(Dataset rows for apps and sites)
#####

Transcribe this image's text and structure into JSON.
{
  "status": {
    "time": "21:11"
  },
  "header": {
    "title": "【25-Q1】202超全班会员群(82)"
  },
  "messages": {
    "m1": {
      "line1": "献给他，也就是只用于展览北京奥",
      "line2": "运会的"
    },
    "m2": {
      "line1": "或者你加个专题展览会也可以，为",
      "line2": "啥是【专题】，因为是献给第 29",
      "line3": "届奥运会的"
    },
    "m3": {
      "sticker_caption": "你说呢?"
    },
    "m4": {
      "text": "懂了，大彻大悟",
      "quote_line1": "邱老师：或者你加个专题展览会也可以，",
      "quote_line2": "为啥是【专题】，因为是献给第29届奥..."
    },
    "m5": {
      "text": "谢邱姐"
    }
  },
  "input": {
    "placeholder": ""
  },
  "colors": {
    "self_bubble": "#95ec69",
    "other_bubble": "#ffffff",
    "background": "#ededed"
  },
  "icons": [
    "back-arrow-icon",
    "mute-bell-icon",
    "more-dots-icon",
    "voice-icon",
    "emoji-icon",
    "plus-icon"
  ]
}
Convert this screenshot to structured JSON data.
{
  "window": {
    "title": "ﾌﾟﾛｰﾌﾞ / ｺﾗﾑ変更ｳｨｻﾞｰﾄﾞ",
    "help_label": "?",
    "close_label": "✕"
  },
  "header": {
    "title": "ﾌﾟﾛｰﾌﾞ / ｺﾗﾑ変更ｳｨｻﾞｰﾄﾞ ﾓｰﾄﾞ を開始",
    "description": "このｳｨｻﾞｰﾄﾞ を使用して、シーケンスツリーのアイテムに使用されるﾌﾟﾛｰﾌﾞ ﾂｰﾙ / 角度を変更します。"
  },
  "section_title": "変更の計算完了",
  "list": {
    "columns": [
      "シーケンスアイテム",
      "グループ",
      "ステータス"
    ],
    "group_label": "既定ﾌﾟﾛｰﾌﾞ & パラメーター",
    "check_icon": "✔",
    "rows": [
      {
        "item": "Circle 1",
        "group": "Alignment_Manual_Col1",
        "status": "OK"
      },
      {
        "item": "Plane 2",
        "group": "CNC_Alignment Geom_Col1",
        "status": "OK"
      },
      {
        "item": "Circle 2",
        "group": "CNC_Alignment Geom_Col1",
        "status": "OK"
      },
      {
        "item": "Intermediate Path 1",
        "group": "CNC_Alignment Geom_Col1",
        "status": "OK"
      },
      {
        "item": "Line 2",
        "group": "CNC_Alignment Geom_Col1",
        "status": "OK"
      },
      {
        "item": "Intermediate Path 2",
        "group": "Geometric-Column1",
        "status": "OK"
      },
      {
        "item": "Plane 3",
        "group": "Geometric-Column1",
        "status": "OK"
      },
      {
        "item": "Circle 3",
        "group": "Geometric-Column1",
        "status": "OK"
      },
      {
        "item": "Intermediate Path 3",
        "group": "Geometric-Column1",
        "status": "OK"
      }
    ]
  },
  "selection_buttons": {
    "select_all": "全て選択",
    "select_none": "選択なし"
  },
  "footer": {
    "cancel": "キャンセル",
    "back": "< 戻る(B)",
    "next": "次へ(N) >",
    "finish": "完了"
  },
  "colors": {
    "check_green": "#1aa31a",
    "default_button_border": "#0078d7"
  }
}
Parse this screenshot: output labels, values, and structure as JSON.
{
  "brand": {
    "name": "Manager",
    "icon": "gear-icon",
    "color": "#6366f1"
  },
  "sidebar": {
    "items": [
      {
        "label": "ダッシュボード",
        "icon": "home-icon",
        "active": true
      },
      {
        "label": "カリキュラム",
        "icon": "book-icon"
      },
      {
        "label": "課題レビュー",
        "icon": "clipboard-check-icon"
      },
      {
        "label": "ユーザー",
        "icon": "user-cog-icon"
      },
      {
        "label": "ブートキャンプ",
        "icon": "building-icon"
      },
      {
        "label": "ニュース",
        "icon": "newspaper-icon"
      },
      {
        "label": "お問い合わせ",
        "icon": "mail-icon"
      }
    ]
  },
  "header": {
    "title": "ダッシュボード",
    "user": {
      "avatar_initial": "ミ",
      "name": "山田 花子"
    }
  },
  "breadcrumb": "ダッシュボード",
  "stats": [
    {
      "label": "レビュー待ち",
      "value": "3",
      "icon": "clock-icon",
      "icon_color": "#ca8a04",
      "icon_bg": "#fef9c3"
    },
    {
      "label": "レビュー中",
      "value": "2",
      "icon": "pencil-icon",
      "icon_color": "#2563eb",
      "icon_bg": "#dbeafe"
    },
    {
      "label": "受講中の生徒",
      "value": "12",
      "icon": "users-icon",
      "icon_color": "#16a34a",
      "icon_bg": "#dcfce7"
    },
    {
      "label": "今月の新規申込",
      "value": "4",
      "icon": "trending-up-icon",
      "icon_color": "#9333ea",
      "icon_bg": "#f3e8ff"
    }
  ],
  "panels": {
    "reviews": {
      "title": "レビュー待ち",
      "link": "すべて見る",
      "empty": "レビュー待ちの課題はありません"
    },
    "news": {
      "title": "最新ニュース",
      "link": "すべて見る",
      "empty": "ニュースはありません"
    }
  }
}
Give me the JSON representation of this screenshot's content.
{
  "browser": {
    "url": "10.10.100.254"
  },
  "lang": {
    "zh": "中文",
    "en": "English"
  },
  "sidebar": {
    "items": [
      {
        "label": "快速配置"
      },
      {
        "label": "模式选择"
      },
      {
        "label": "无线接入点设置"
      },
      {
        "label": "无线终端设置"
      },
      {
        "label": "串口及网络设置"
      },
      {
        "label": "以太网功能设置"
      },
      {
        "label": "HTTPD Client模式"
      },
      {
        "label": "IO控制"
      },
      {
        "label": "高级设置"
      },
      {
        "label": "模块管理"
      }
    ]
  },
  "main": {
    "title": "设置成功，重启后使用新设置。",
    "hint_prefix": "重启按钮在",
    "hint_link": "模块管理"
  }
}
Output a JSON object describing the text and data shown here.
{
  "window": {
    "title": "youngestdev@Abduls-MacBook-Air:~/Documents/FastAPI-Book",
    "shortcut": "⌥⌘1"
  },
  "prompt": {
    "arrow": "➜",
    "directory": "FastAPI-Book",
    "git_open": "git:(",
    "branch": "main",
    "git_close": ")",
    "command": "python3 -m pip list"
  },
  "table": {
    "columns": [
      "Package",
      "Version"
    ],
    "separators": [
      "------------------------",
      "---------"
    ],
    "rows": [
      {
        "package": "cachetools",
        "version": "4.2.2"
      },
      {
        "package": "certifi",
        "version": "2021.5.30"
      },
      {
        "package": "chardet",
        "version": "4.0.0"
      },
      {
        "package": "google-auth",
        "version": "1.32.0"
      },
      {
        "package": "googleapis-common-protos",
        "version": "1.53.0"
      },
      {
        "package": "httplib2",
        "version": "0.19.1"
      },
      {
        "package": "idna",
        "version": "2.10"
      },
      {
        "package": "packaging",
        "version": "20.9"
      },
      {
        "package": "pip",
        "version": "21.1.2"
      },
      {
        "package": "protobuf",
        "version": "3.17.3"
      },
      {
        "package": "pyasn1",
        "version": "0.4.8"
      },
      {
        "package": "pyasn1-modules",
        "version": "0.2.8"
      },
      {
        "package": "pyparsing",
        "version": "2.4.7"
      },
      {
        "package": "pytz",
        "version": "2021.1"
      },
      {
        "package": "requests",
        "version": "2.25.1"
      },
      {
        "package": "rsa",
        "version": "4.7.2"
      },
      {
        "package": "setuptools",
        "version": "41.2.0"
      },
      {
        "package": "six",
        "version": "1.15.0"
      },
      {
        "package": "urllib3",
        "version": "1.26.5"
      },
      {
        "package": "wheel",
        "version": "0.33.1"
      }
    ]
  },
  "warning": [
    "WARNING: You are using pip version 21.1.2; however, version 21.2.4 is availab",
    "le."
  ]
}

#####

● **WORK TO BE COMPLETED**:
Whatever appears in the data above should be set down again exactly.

● **SOLUTION**:
Transcribe this image's text and structure into JSON.
{
  "status": {
    "time": "21:11"
  },
  "header": {
    "title": "【25-Q1】202超全班会员群(82)"
  },
  "messages": {
    "m1": {
      "line1": "献给他，也就是只用于展览北京奥",
      "line2": "运会的"
    },
    "m2": {
      "line1": "或者你加个专题展览会也可以，为",
      "line2": "啥是【专题】，因为是献给第 29",
      "line3": "届奥运会的"
    },
    "m3": {
      "sticker_caption": "你说呢?"
    },
    "m4": {
      "text": "懂了，大彻大悟",
      "quote_line1": "邱老师：或者你加个专题展览会也可以，",
      "quote_line2": "为啥是【专题】，因为是献给第29届奥..."
    },
    "m5": {
      "text": "谢邱姐"
    }
  },
  "input": {
    "placeholder": ""
  },
  "colors": {
    "self_bubble": "#95ec69",
    "other_bubble": "#ffffff",
    "background": "#ededed"
  },
  "icons": [
    "back-arrow-icon",
    "mute-bell-icon",
    "more-dots-icon",
    "voice-icon",
    "emoji-icon",
    "plus-icon"
  ]
}
Convert this screenshot to structured JSON data.
{
  "window": {
    "title": "ﾌﾟﾛｰﾌﾞ / ｺﾗﾑ変更ｳｨｻﾞｰﾄﾞ",
    "help_label": "?",
    "close_label": "✕"
  },
  "header": {
    "title": "ﾌﾟﾛｰﾌﾞ / ｺﾗﾑ変更ｳｨｻﾞｰﾄﾞ ﾓｰﾄﾞ を開始",
    "description": "このｳｨｻﾞｰﾄﾞ を使用して、シーケンスツリーのアイテムに使用されるﾌﾟﾛｰﾌﾞ ﾂｰﾙ / 角度を変更します。"
  },
  "section_title": "変更の計算完了",
  "list": {
    "columns": [
      "シーケンスアイテム",
      "グループ",
      "ステータス"
    ],
    "group_label": "既定ﾌﾟﾛｰﾌﾞ & パラメーター",
    "check_icon": "✔",
    "rows": [
      {
        "item": "Circle 1",
        "group": "Alignment_Manual_Col1",
        "status": "OK"
      },
      {
        "item": "Plane 2",
        "group": "CNC_Alignment Geom_Col1",
        "status": "OK"
      },
      {
        "item": "Circle 2",
        "group": "CNC_Alignment Geom_Col1",
        "status": "OK"
      },
      {
        "item": "Intermediate Path 1",
        "group": "CNC_Alignment Geom_Col1",
        "status": "OK"
      },
      {
        "item": "Line 2",
        "group": "CNC_Alignment Geom_Col1",
        "status": "OK"
      },
      {
        "item": "Intermediate Path 2",
        "group": "Geometric-Column1",
        "status": "OK"
      },
      {
        "item": "Plane 3",
        "group": "Geometric-Column1",
        "status": "OK"
      },
      {
        "item": "Circle 3",
        "group": "Geometric-Column1",
        "status": "OK"
      },
      {
        "item": "Intermediate Path 3",
        "group": "Geometric-Column1",
        "status": "OK"
      }
    ]
  },
  "selection_buttons": {
    "select_all": "全て選択",
    "select_none": "選択なし"
  },
  "footer": {
    "cancel": "キャンセル",
    "back": "< 戻る(B)",
    "next": "次へ(N) >",
    "finish": "完了"
  },
  "colors": {
    "check_green": "#1aa31a",
    "default_button_border": "#0078d7"
  }
}
Parse this screenshot: output labels, values, and structure as JSON.
{
  "brand": {
    "name": "Manager",
    "icon": "gear-icon",
    "color": "#6366f1"
  },
  "sidebar": {
    "items": [
      {
        "label": "ダッシュボード",
        "icon": "home-icon",
        "active": true
      },
      {
        "label": "カリキュラム",
        "icon": "book-icon"
      },
      {
        "label": "課題レビュー",
        "icon": "clipboard-check-icon"
      },
      {
        "label": "ユーザー",
        "icon": "user-cog-icon"
      },
      {
        "label": "ブートキャンプ",
        "icon": "building-icon"
      },
      {
        "label": "ニュース",
        "icon": "newspaper-icon"
      },
      {
        "label": "お問い合わせ",
        "icon": "mail-icon"
      }
    ]
  },
  "header": {
    "title": "ダッシュボード",
    "user": {
      "avatar_initial": "ミ",
      "name": "山田 花子"
    }
  },
  "breadcrumb": "ダッシュボード",
  "stats": [
    {
      "label": "レビュー待ち",
      "value": "3",
      "icon": "clock-icon",
      "icon_color": "#ca8a04",
      "icon_bg": "#fef9c3"
    },
    {
      "label": "レビュー中",
      "value": "2",
      "icon": "pencil-icon",
      "icon_color": "#2563eb",
      "icon_bg": "#dbeafe"
    },
    {
      "label": "受講中の生徒",
      "value": "12",
      "icon": "users-icon",
      "icon_color": "#16a34a",
      "icon_bg": "#dcfce7"
    },
    {
      "label": "今月の新規申込",
      "value": "4",
      "icon": "trending-up-icon",
      "icon_color": "#9333ea",
      "icon_bg": "#f3e8ff"
    }
  ],
  "panels": {
    "reviews": {
      "title": "レビュー待ち",
      "link": "すべて見る",
      "empty": "レビュー待ちの課題はありません"
    },
    "news": {
      "title": "最新ニュース",
      "link": "すべて見る",
      "empty": "ニュースはありません"
    }
  }
}
Give me the JSON representation of this screenshot's content.
{
  "browser": {
    "url": "10.10.100.254"
  },
  "lang": {
    "zh": "中文",
    "en": "English"
  },
  "sidebar": {
    "items": [
      {
        "label": "快速配置"
      },
      {
        "label": "模式选择"
      },
      {
        "label": "无线接入点设置"
      },
      {
        "label": "无线终端设置"
      },
      {
        "label": "串口及网络设置"
      },
      {
        "label": "以太网功能设置"
      },
      {
        "label": "HTTPD Client模式"
      },
      {
        "label": "IO控制"
      },
      {
        "label": "高级设置"
      },
      {
        "label": "模块管理"
      }
    ]
  },
  "main": {
    "title": "设置成功，重启后使用新设置。",
    "hint_prefix": "重启按钮在",
    "hint_link": "模块管理"
  }
}
Output a JSON object describing the text and data shown here.
{
  "window": {
    "title": "youngestdev@Abduls-MacBook-Air:~/Documents/FastAPI-Book",
    "shortcut": "⌥⌘1"
  },
  "prompt": {
    "arrow": "➜",
    "directory": "FastAPI-Book",
    "git_open": "git:(",
    "branch": "main",
    "git_close": ")",
    "command": "python3 -m pip list"
  },
  "table": {
    "columns": [
      "Package",
      "Version"
    ],
    "separators": [
      "------------------------",
      "---------"
    ],
    "rows": [
      {
        "package": "cachetools",
        "version": "4.2.2"
      },
      {
        "package": "certifi",
        "version": "2021.5.30"
      },
      {
        "package": "chardet",
        "version": "4.0.0"
      },
      {
        "package": "google-auth",
        "version": "1.32.0"
      },
      {
        "package": "googleapis-common-protos",
        "version": "1.53.0"
      },
      {
        "package": "httplib2",
        "version": "0.19.1"
      },
      {
        "package": "idna",
        "version": "2.10"
      },
      {
        "package": "packaging",
        "version": "20.9"
      },
      {
        "package": "pip",
        "version": "21.1.2"
      },
      {
        "package": "protobuf",
        "version": "3.17.3"
      },
      {
        "package": "pyasn1",
        "version": "0.4.8"
      },
      {
        "package": "pyasn1-modules",
        "version": "0.2.8"
      },
      {
        "package": "pyparsing",
        "version": "2.4.7"
      },
      {
        "package": "pytz",
        "version": "2021.1"
      },
      {
        "package": "requests",
        "version": "2.25.1"
      },
      {
        "package": "rsa",
        "version": "4.7.2"
      },
      {
        "package": "setuptools",
        "version": "41.2.0"
      },
      {
        "package": "six",
        "version": "1.15.0"
      },
      {
        "package": "urllib3",
        "version": "1.26.5"
      },
      {
        "package": "wheel",
        "version": "0.33.1"
      }
    ]
  },
  "warning": [
    "WARNING: You are using pip version 21.1.2; however, version 21.2.4 is availab",
    "le."
  ]
}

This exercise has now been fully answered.